Recently, our notarial team has been asked to prepare and notarise consents to travel in the following circumstances:
- Where only one parent is travelling with their child; or
- Where neither parent is travelling with the child who is instead being accompanied by friends or other family members on a trip overseas.
In such circumstances, immigration authorities can become concerned if they believe that the child may be being taken somewhere without one or both parents’ knowledge and consent. They may therefore detain the travelling party at the airport pending clarification which can obviously be hugely frustrating and stressful for all concerned. We have on occasion been contacted to arrange an expedited consent to travel from an absent parent, who we then must see urgently and prepare the required documentation before sending it overseas. However, this process can take time particularly if, as required by some countries, the document needs to be consularised by the UK Embassy of the relevant country as well. We therefore recommend that parents check with the relevant Embassy before travelling to see if a consent to travel may be required. It is widely required in South Africa, Portugal, Thailand, Australia and Russia. However, with increasing concerns about issues such as child abduction and people trafficking following recent high-profile cases, it is likely that the countries expecting to see this type of documentation will expand moving forward. We are very much aware that often it can be difficult to get a definitive response to this question from an Embassy and if in doubt we would always recommend obtaining a consent to travel to avoid any ambiguity.
BEN2 Forms – Is your business setting up an office in Ireland?
I have seen several clients recently requiring help to set up businesses in Ireland. One of the main reasons for them coming to see me is the need to notarise a Form BEN2. This document is a declaration as to the verification of the identity of the person making the declaration. This person is usually the beneficial owner in an Irish company. If the beneficial owner does not have an Irish Personal Public Service Number (PPSN), they must apply for an RBO Transaction Number, by means of completing and signing a Form BEN2. The BEN2 contains the name, date of birth, nationality and address of the beneficial owner. The beneficial owner must solemnly declare this information to be correct and true and have this Declaration verified, witnessed and signed by a Notary Public. If you need to notarise a Form BEN2 or would like to discuss the notarial requirements for setting your business up in Ireland, then feel free to get in touch!
Introducing our German notarial specialism!

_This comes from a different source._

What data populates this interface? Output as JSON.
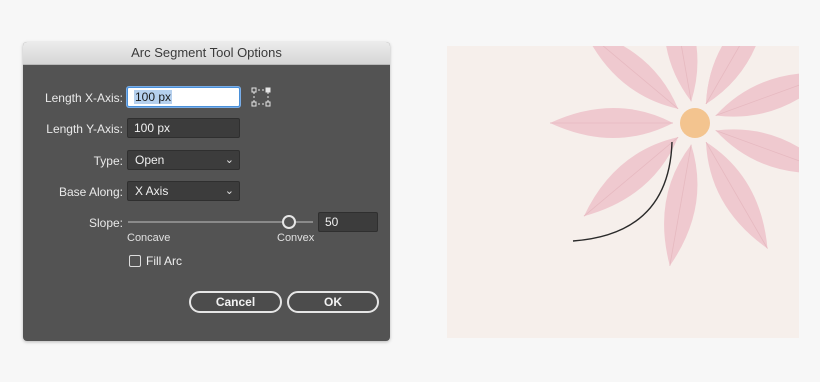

Anyone who has needed to get documents notarised for use in Germany will have noticed that the country has very specific requirements when it comes to the documents that they will or won’t accept. Fear not however as our international notarial team now includes fluency in German and we can now assist with translations and the preparation of documents in German. We also have great connections to local notaries and lawyers in Germany in case this is also required. We have recently been dealing with a variety of matters ranging from German corporate law (such as changes to the branch office address or the registration of directors) all the way through to inheritance law (requesting a certificate of inheritance from a German court). Get in touch today if this is something that we can help you with.